Bambi, not sure where you live, but on that kind of salary your children should be on reduced fee lunch/breakfast at school. If I were you, I'd educate myself on all available government assistance and take full use of every program out there. God knows there's tons of em. You obviously know how to use the 'net so get to it girl. Don't waste your time complaining about company "X" or anything else in life not being fair because it will only fall on deaf ears, your best resource is yourself. We live in a capitialst world, and by definition, someone can only only do better if some one else does worse. As harsh as that sounds, thats the rules of the game my friend. Arm yourself with training/education when you can, and stay hard on your kids to do the same. Life's a ####, get a helmet.. or find a sugar daddy... its a rich mans/womans game after all.
this is not a company problem but a Country problem

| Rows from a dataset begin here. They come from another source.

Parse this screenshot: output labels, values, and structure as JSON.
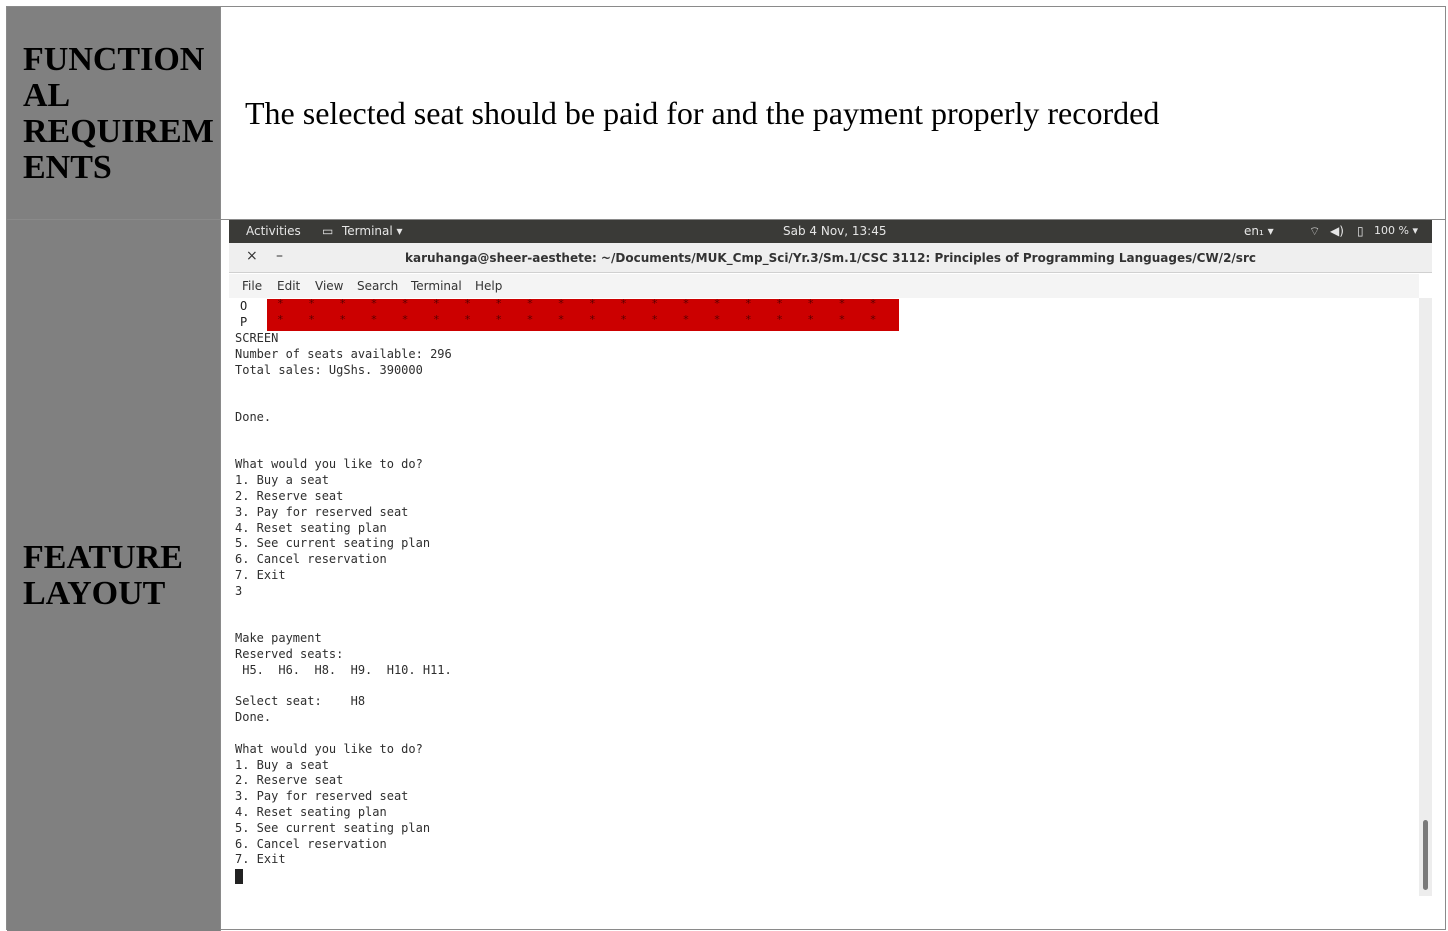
{
  "requirements": {
    "label": "FUNCTION\nAL\nREQUIREM\nENTS",
    "text": "The selected seat should be paid for and the payment properly recorded"
  },
  "feature": {
    "label": "FEATURE\nLAYOUT"
  },
  "topbar": {
    "activities": "Activities",
    "app_menu": "Terminal ▾",
    "clock": "Sab  4 Nov, 13:45",
    "lang": "en₁ ▾",
    "battery": "100 % ▾"
  },
  "window": {
    "title": "karuhanga@sheer-aesthete: ~/Documents/MUK_Cmp_Sci/Yr.3/Sm.1/CSC 3112: Principles of Programming Languages/CW/2/src",
    "close": "×",
    "minimize": "–"
  },
  "menu": [
    "File",
    "Edit",
    "View",
    "Search",
    "Terminal",
    "Help"
  ],
  "seat_rows": [
    {
      "label": "O",
      "seats": "* * * * * * * * * * * * * * * * * * * *"
    },
    {
      "label": "P",
      "seats": "* * * * * * * * * * * * * * * * * * * *"
    }
  ],
  "terminal_lines": [
    "SCREEN",
    "Number of seats available: 296",
    "Total sales: UgShs. 390000",
    "",
    "",
    "Done.",
    "",
    "",
    "What would you like to do?",
    "1. Buy a seat",
    "2. Reserve seat",
    "3. Pay for reserved seat",
    "4. Reset seating plan",
    "5. See current seating plan",
    "6. Cancel reservation",
    "7. Exit",
    "3",
    "",
    "",
    "Make payment",
    "Reserved seats:",
    " H5.  H6.  H8.  H9.  H10. H11.",
    "",
    "Select seat:    H8",
    "Done.",
    "",
    "What would you like to do?",
    "1. Buy a seat",
    "2. Reserve seat",
    "3. Pay for reserved seat",
    "4. Reset seating plan",
    "5. See current seating plan",
    "6. Cancel reservation",
    "7. Exit"
  ]
}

Energy costs are just one more notch, "expenses" or every day living items have been on a steady march northward. while mr greenspan is "old school" and believes he can control inflation by interest rates, what he is forgetting that the above is a perfect example of what is to come (wage inflation). the only thing is instead of getting a raise and "getting ahead" this raise will be merely to keep pace with rising costs (sounds like inflation to me?) but in order to increase one's standard of living greater (faster or higher percentage) wage increases will be demanded soon. this will cause companys to increase their prices to pass along new costs over and above energy costs (thus greenspans controling price inflation to prevent wage inflation is not working). To top it off anybody (regardless of ones job in the industry) in the airline business is in the ONLY business that has (whether by choice or market) NOT been able pass so much as increased energy costs on much less any other costs along. and to begin with they need to do this just to break even NOT to make addtional profits (like oil, drug, retail companies are doing)

for this personal problem, if you got a 25% raise (which %-wise is HUGE) it would still be what 2.50 an hour? in this business it simply isn't going to happen. but that does not mean that one can not increase ones pay.
it just means that to do so from one particular company in one particular industry might be next to impossible. hence the logical answer becomes to look elsewhere that can command a higher wage, that is not dependant upon a business where the entire industry is broken.

best of luck.
If the OP made double her current pay, she still wouldn't be very well off.

When you find yourself publicly complaining about your financial situation, it's time for some self-assessment. Get some education and find a higher paying position. Not one that pays a little more; a job that pays a lot more.

I sympathize with the OP's plight. Very sad situation. And I agree with others who rightly point out that her refusal to quit and find something else (along with all her co-workers) guarantees that her job title will continue to command very little pay. Too many people are willing to do it (including Bambi) for less than $10/hr.

The airline industry may be fun, but feeding, clothing, housing and educating one's children has to come first. Not everyone enjoys what they do, but they do what they have to do to pay the rent or mortgage payment. Life involves many choices, including some we'd rather not make.